LISTED ENTRIES
****

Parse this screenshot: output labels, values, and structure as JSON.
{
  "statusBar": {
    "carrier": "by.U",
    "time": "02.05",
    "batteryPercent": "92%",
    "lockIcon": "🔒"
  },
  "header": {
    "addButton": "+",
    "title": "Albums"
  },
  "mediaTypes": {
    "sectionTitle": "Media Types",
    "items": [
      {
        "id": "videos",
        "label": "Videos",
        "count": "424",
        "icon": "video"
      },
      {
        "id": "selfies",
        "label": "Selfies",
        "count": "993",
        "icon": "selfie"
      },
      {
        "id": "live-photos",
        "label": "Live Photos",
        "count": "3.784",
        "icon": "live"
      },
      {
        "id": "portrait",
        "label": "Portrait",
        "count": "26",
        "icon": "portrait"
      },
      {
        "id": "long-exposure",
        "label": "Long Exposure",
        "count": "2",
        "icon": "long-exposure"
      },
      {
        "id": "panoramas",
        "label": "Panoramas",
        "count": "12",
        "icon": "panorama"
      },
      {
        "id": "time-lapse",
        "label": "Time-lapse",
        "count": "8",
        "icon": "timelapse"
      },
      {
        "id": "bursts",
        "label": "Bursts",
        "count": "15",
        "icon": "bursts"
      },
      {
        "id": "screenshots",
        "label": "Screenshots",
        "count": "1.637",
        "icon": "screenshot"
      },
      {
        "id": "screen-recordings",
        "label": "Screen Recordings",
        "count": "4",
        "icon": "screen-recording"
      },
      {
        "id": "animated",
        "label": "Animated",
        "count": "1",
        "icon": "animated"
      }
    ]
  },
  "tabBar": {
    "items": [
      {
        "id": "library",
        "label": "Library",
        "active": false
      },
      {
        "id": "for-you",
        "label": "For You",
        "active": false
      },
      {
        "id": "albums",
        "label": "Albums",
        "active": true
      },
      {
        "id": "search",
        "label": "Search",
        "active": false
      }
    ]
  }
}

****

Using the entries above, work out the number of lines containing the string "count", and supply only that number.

EXERCISE RESULT
11